138.8
115.7
98.4
113.1
111
106.4
116.6
135.4

Source: SNL Kagan, a division of SNL Financial LLC
Note: Net Ad Revenue refers to revenue generated after discounting the commission that goes to advertising agencies.

MSNBC, which has the smallest share, actually did better than expected in 2006. And analysts project that ad revenues will grow by 16% to $135 million in 2007, up from the $117 million the year before.

CNN made higher ad revenues than Fox News in 2006, but not by that much. As for 2007, revenues were projected to grow 7% to $428 million up from $399 million.

Even though Fox News has not been able to overtake CNN the past few years, despite predictions, analysts again project that it might in 2007, with $459 million, a growth of 18% over the $389 million in 2006.

If the trend for Both CNN and Fox News of failing to meet projections for ad revenues continues, CNN could still emerge as the highest grosser. But it is losing ground fast.

Still, as industry analyst Andrew Tyndall sees it, so far anyway, CNN and Headline News have been able to buck the trend of advertisers following the most eyeballs (see Audience). After years of lagging behind in viewers, ad revenues for CNN and Headline news continue to be comparable to Fox News.
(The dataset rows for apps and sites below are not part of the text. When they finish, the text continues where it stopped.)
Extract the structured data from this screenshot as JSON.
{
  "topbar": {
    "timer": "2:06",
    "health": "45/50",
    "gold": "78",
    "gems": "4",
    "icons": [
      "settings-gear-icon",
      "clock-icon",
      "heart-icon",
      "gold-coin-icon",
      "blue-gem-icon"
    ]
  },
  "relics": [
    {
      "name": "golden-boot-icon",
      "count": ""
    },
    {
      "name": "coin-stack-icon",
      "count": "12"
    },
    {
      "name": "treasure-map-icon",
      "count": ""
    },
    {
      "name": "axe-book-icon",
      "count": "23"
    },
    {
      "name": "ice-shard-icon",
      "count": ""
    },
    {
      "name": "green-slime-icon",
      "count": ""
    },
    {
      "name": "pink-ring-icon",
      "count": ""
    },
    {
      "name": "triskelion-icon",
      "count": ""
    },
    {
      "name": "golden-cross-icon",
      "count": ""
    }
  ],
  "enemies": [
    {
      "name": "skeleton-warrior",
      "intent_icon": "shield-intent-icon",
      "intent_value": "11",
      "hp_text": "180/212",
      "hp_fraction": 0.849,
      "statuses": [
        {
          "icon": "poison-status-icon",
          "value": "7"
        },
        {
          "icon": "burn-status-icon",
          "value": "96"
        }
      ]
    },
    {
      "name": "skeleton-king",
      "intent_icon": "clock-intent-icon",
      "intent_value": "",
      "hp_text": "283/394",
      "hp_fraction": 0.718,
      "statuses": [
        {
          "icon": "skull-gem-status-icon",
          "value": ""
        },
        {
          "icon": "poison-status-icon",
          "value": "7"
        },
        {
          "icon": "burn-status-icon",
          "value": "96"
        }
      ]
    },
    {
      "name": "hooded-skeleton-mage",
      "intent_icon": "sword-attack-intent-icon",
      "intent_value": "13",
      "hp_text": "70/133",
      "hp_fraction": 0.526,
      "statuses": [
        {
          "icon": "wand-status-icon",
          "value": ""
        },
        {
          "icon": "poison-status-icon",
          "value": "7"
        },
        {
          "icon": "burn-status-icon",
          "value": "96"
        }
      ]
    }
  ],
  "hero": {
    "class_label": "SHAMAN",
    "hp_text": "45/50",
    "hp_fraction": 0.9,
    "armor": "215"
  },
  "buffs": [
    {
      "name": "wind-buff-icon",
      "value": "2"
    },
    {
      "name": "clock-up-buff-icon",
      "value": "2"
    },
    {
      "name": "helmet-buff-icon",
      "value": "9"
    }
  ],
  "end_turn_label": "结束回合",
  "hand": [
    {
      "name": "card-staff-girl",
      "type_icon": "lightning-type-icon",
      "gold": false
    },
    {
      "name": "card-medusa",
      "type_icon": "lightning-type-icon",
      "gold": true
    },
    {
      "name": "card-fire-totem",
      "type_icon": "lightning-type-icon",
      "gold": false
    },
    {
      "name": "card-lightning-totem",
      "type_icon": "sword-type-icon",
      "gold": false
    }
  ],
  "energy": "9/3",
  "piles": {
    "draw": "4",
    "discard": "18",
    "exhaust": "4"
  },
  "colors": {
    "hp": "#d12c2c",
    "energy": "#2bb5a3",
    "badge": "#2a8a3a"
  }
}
This suggests, according to Tyndall, that their audiences continue to be more valuable to advertisers.

Footnotes

1. Because the news channels are smaller entities of larger media conglomerates (see ownership/top media owners list), their financials are typically not released to the public. As a result, media research firms – like SNL Kagan and Veronis Suhler Stevenson, which we use for this report – use a number of network and industry data, including figures from advertisers, industry associations and firms specializing in media audience, to arrive at estimates each year for the channels. As more information is made available every year, estimates are revised. We have used data from the same sources in every successive annual report to maintain consistency.

2. Various market analyst groups offer roughly similar projections for cable revenue and profits. For the sake of clarity here, we will rely on one them, SNL Kagan, formerly known as Kagan Research. It is one of the most experienced media and communications analysis and research firms in the U.S., widely cited in the general press and in trade publications. Kagan provides us with economic profiles for the individual cable news channels.

3. Releasing figures for the fourth quarter of its fiscal year — April to June 2007 – News Corp., the parent company of Fox News, said that its cable networks, which include the news channel along with other sports and regional channels, saw operating income (profits) rise 46%. Seth Sutel, “Cable Networks Boost News Corp. Earnings,” Associated Press, August 8, 2007

4. SNL Kagan’s projections for CNN include only CNN TV (aired in the U.S.) and CNN Headline News because they are sold as a package to advertisers and distributors. They do not include CNN’s other operations.

5. SNL Kagan’s calculation of total net revenue is the sum of subscriber revenue, net ad revenue and other revenue, which is insignificant compared to the other two.

6. Mike Reynolds, “Fox News and Time Warner Do Business,” Multichannel News, January 8, 2007.